PROBLEM ->
Leaving out the images, repeat all the lines below exactly.

═══ GIVEN RECORDS ═══

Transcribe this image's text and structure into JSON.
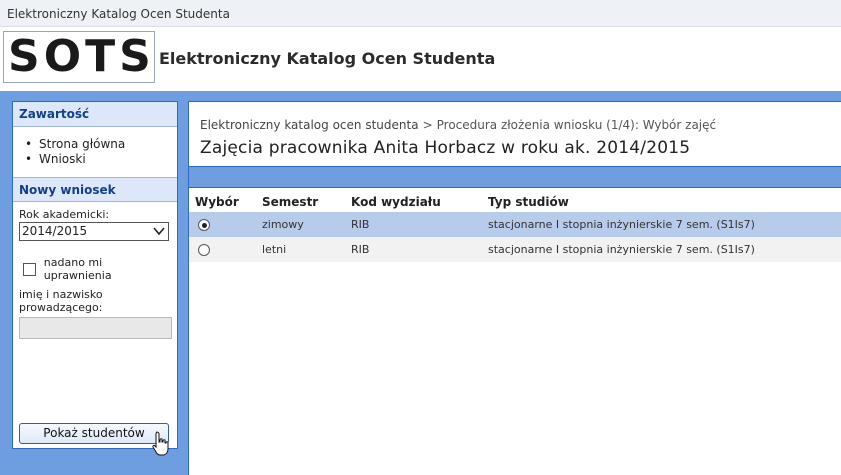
{
  "window": {
    "title": "Elektroniczny Katalog Ocen Studenta"
  },
  "header": {
    "logo_text": "SOTS",
    "app_title": "Elektroniczny Katalog Ocen Studenta"
  },
  "sidebar": {
    "contents_heading": "Zawartość",
    "items": [
      {
        "label": "Strona główna"
      },
      {
        "label": "Wnioski"
      }
    ],
    "new_request_heading": "Nowy wniosek",
    "year_label": "Rok akademicki:",
    "year_value": "2014/2015",
    "permission_label": "nadano mi uprawnienia",
    "permission_checked": false,
    "instructor_label": "imię i nazwisko prowadzącego:",
    "instructor_value": "",
    "show_button": "Pokaż studentów"
  },
  "breadcrumb": {
    "root": "Elektroniczny katalog ocen studenta",
    "separator": ">",
    "current": "Procedura złożenia wniosku (1/4): Wybór zajęć"
  },
  "page_title": "Zajęcia pracownika Anita Horbacz w roku ak. 2014/2015",
  "table": {
    "headers": [
      "Wybór",
      "Semestr",
      "Kod wydziału",
      "Typ studiów"
    ],
    "rows": [
      {
        "selected": true,
        "semester": "zimowy",
        "faculty_code": "RIB",
        "study_type": "stacjonarne I stopnia inżynierskie 7 sem. (S1Is7)"
      },
      {
        "selected": false,
        "semester": "letni",
        "faculty_code": "RIB",
        "study_type": "stacjonarne I stopnia inżynierskie 7 sem. (S1Is7)"
      }
    ]
  },
  "colors": {
    "accent_blue": "#6f9ee0",
    "selected_row": "#b7cbeb",
    "heading_blue": "#133f84"
  }
}
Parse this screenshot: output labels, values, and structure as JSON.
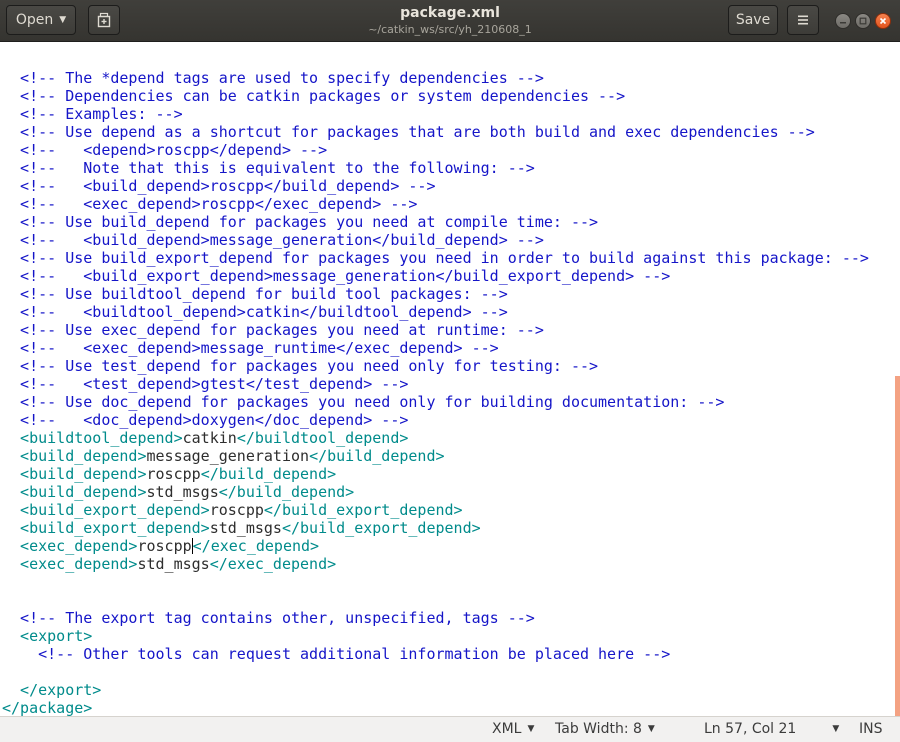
{
  "header": {
    "open_label": "Open",
    "title": "package.xml",
    "path": "~/catkin_ws/src/yh_210608_1",
    "save_label": "Save"
  },
  "editor": {
    "lines": [
      [
        [
          "c",
          "  <!-- The *depend tags are used to specify dependencies -->"
        ]
      ],
      [
        [
          "c",
          "  <!-- Dependencies can be catkin packages or system dependencies -->"
        ]
      ],
      [
        [
          "c",
          "  <!-- Examples: -->"
        ]
      ],
      [
        [
          "c",
          "  <!-- Use depend as a shortcut for packages that are both build and exec dependencies -->"
        ]
      ],
      [
        [
          "c",
          "  <!--   <depend>roscpp</depend> -->"
        ]
      ],
      [
        [
          "c",
          "  <!--   Note that this is equivalent to the following: -->"
        ]
      ],
      [
        [
          "c",
          "  <!--   <build_depend>roscpp</build_depend> -->"
        ]
      ],
      [
        [
          "c",
          "  <!--   <exec_depend>roscpp</exec_depend> -->"
        ]
      ],
      [
        [
          "c",
          "  <!-- Use build_depend for packages you need at compile time: -->"
        ]
      ],
      [
        [
          "c",
          "  <!--   <build_depend>message_generation</build_depend> -->"
        ]
      ],
      [
        [
          "c",
          "  <!-- Use build_export_depend for packages you need in order to build against this package: -->"
        ]
      ],
      [
        [
          "c",
          "  <!--   <build_export_depend>message_generation</build_export_depend> -->"
        ]
      ],
      [
        [
          "c",
          "  <!-- Use buildtool_depend for build tool packages: -->"
        ]
      ],
      [
        [
          "c",
          "  <!--   <buildtool_depend>catkin</buildtool_depend> -->"
        ]
      ],
      [
        [
          "c",
          "  <!-- Use exec_depend for packages you need at runtime: -->"
        ]
      ],
      [
        [
          "c",
          "  <!--   <exec_depend>message_runtime</exec_depend> -->"
        ]
      ],
      [
        [
          "c",
          "  <!-- Use test_depend for packages you need only for testing: -->"
        ]
      ],
      [
        [
          "c",
          "  <!--   <test_depend>gtest</test_depend> -->"
        ]
      ],
      [
        [
          "c",
          "  <!-- Use doc_depend for packages you need only for building documentation: -->"
        ]
      ],
      [
        [
          "c",
          "  <!--   <doc_depend>doxygen</doc_depend> -->"
        ]
      ],
      [
        [
          "g",
          "  <buildtool_depend>"
        ],
        [
          "t",
          "catkin"
        ],
        [
          "g",
          "</buildtool_depend>"
        ]
      ],
      [
        [
          "g",
          "  <build_depend>"
        ],
        [
          "t",
          "message_generation"
        ],
        [
          "g",
          "</build_depend>"
        ]
      ],
      [
        [
          "g",
          "  <build_depend>"
        ],
        [
          "t",
          "roscpp"
        ],
        [
          "g",
          "</build_depend>"
        ]
      ],
      [
        [
          "g",
          "  <build_depend>"
        ],
        [
          "t",
          "std_msgs"
        ],
        [
          "g",
          "</build_depend>"
        ]
      ],
      [
        [
          "g",
          "  <build_export_depend>"
        ],
        [
          "t",
          "roscpp"
        ],
        [
          "g",
          "</build_export_depend>"
        ]
      ],
      [
        [
          "g",
          "  <build_export_depend>"
        ],
        [
          "t",
          "std_msgs"
        ],
        [
          "g",
          "</build_export_depend>"
        ]
      ],
      [
        [
          "g",
          "  <exec_depend>"
        ],
        [
          "t",
          "roscpp"
        ],
        [
          "k",
          ""
        ],
        [
          "g",
          "</exec_depend>"
        ]
      ],
      [
        [
          "g",
          "  <exec_depend>"
        ],
        [
          "t",
          "std_msgs"
        ],
        [
          "g",
          "</exec_depend>"
        ]
      ],
      [],
      [],
      [
        [
          "c",
          "  <!-- The export tag contains other, unspecified, tags -->"
        ]
      ],
      [
        [
          "g",
          "  <export>"
        ]
      ],
      [
        [
          "c",
          "    <!-- Other tools can request additional information be placed here -->"
        ]
      ],
      [],
      [
        [
          "g",
          "  </export>"
        ]
      ],
      [
        [
          "g",
          "</package>"
        ]
      ]
    ]
  },
  "status": {
    "language": "XML",
    "tab_width": "Tab Width: 8",
    "position": "Ln 57, Col 21",
    "mode": "INS"
  },
  "colors": {
    "comment": "#1515c8",
    "tag": "#008b8b",
    "text": "#2e2e2e",
    "close_button": "#e95420"
  },
  "icons": {
    "open_dropdown": "triangle-down-icon",
    "new_document": "new-document-icon",
    "menu": "hamburger-menu-icon",
    "minimize": "minimize-icon",
    "maximize": "maximize-icon",
    "close": "close-icon"
  }
}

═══

TASK SOLUTION ->
Transcribe this image's text and structure into JSON.
{
  "window": {
    "title": "Elektroniczny Katalog Ocen Studenta"
  },
  "header": {
    "logo_text": "SOTS",
    "app_title": "Elektroniczny Katalog Ocen Studenta"
  },
  "sidebar": {
    "contents_heading": "Zawartość",
    "items": [
      {
        "label": "Strona główna"
      },
      {
        "label": "Wnioski"
      }
    ],
    "new_request_heading": "Nowy wniosek",
    "year_label": "Rok akademicki:",
    "year_value": "2014/2015",
    "permission_label": "nadano mi uprawnienia",
    "permission_checked": false,
    "instructor_label": "imię i nazwisko prowadzącego:",
    "instructor_value": "",
    "show_button": "Pokaż studentów"
  },
  "breadcrumb": {
    "root": "Elektroniczny katalog ocen studenta",
    "separator": ">",
    "current": "Procedura złożenia wniosku (1/4): Wybór zajęć"
  },
  "page_title": "Zajęcia pracownika Anita Horbacz w roku ak. 2014/2015",
  "table": {
    "headers": [
      "Wybór",
      "Semestr",
      "Kod wydziału",
      "Typ studiów"
    ],
    "rows": [
      {
        "selected": true,
        "semester": "zimowy",
        "faculty_code": "RIB",
        "study_type": "stacjonarne I stopnia inżynierskie 7 sem. (S1Is7)"
      },
      {
        "selected": false,
        "semester": "letni",
        "faculty_code": "RIB",
        "study_type": "stacjonarne I stopnia inżynierskie 7 sem. (S1Is7)"
      }
    ]
  },
  "colors": {
    "accent_blue": "#6f9ee0",
    "selected_row": "#b7cbeb",
    "heading_blue": "#133f84"
  }
}
Parse this screenshot: output labels, values, and structure as JSON.
{
  "header": {
    "open_label": "Open",
    "title": "package.xml",
    "path": "~/catkin_ws/src/yh_210608_1",
    "save_label": "Save"
  },
  "editor": {
    "lines": [
      [
        [
          "c",
          "  <!-- The *depend tags are used to specify dependencies -->"
        ]
      ],
      [
        [
          "c",
          "  <!-- Dependencies can be catkin packages or system dependencies -->"
        ]
      ],
      [
        [
          "c",
          "  <!-- Examples: -->"
        ]
      ],
      [
        [
          "c",
          "  <!-- Use depend as a shortcut for packages that are both build and exec dependencies -->"
        ]
      ],
      [
        [
          "c",
          "  <!--   <depend>roscpp</depend> -->"
        ]
      ],
      [
        [
          "c",
          "  <!--   Note that this is equivalent to the following: -->"
        ]
      ],
      [
        [
          "c",
          "  <!--   <build_depend>roscpp</build_depend> -->"
        ]
      ],
      [
        [
          "c",
          "  <!--   <exec_depend>roscpp</exec_depend> -->"
        ]
      ],
      [
        [
          "c",
          "  <!-- Use build_depend for packages you need at compile time: -->"
        ]
      ],
      [
        [
          "c",
          "  <!--   <build_depend>message_generation</build_depend> -->"
        ]
      ],
      [
        [
          "c",
          "  <!-- Use build_export_depend for packages you need in order to build against this package: -->"
        ]
      ],
      [
        [
          "c",
          "  <!--   <build_export_depend>message_generation</build_export_depend> -->"
        ]
      ],
      [
        [
          "c",
          "  <!-- Use buildtool_depend for build tool packages: -->"
        ]
      ],
      [
        [
          "c",
          "  <!--   <buildtool_depend>catkin</buildtool_depend> -->"
        ]
      ],
      [
        [
          "c",
          "  <!-- Use exec_depend for packages you need at runtime: -->"
        ]
      ],
      [
        [
          "c",
          "  <!--   <exec_depend>message_runtime</exec_depend> -->"
        ]
      ],
      [
        [
          "c",
          "  <!-- Use test_depend for packages you need only for testing: -->"
        ]
      ],
      [
        [
          "c",
          "  <!--   <test_depend>gtest</test_depend> -->"
        ]
      ],
      [
        [
          "c",
          "  <!-- Use doc_depend for packages you need only for building documentation: -->"
        ]
      ],
      [
        [
          "c",
          "  <!--   <doc_depend>doxygen</doc_depend> -->"
        ]
      ],
      [
        [
          "g",
          "  <buildtool_depend>"
        ],
        [
          "t",
          "catkin"
        ],
        [
          "g",
          "</buildtool_depend>"
        ]
      ],
      [
        [
          "g",
          "  <build_depend>"
        ],
        [
          "t",
          "message_generation"
        ],
        [
          "g",
          "</build_depend>"
        ]
      ],
      [
        [
          "g",
          "  <build_depend>"
        ],
        [
          "t",
          "roscpp"
        ],
        [
          "g",
          "</build_depend>"
        ]
      ],
      [
        [
          "g",
          "  <build_depend>"
        ],
        [
          "t",
          "std_msgs"
        ],
        [
          "g",
          "</build_depend>"
        ]
      ],
      [
        [
          "g",
          "  <build_export_depend>"
        ],
        [
          "t",
          "roscpp"
        ],
        [
          "g",
          "</build_export_depend>"
        ]
      ],
      [
        [
          "g",
          "  <build_export_depend>"
        ],
        [
          "t",
          "std_msgs"
        ],
        [
          "g",
          "</build_export_depend>"
        ]
      ],
      [
        [
          "g",
          "  <exec_depend>"
        ],
        [
          "t",
          "roscpp"
        ],
        [
          "k",
          ""
        ],
        [
          "g",
          "</exec_depend>"
        ]
      ],
      [
        [
          "g",
          "  <exec_depend>"
        ],
        [
          "t",
          "std_msgs"
        ],
        [
          "g",
          "</exec_depend>"
        ]
      ],
      [],
      [],
      [
        [
          "c",
          "  <!-- The export tag contains other, unspecified, tags -->"
        ]
      ],
      [
        [
          "g",
          "  <export>"
        ]
      ],
      [
        [
          "c",
          "    <!-- Other tools can request additional information be placed here -->"
        ]
      ],
      [],
      [
        [
          "g",
          "  </export>"
        ]
      ],
      [
        [
          "g",
          "</package>"
        ]
      ]
    ]
  },
  "status": {
    "language": "XML",
    "tab_width": "Tab Width: 8",
    "position": "Ln 57, Col 21",
    "mode": "INS"
  },
  "colors": {
    "comment": "#1515c8",
    "tag": "#008b8b",
    "text": "#2e2e2e",
    "close_button": "#e95420"
  },
  "icons": {
    "open_dropdown": "triangle-down-icon",
    "new_document": "new-document-icon",
    "menu": "hamburger-menu-icon",
    "minimize": "minimize-icon",
    "maximize": "maximize-icon",
    "close": "close-icon"
  }
}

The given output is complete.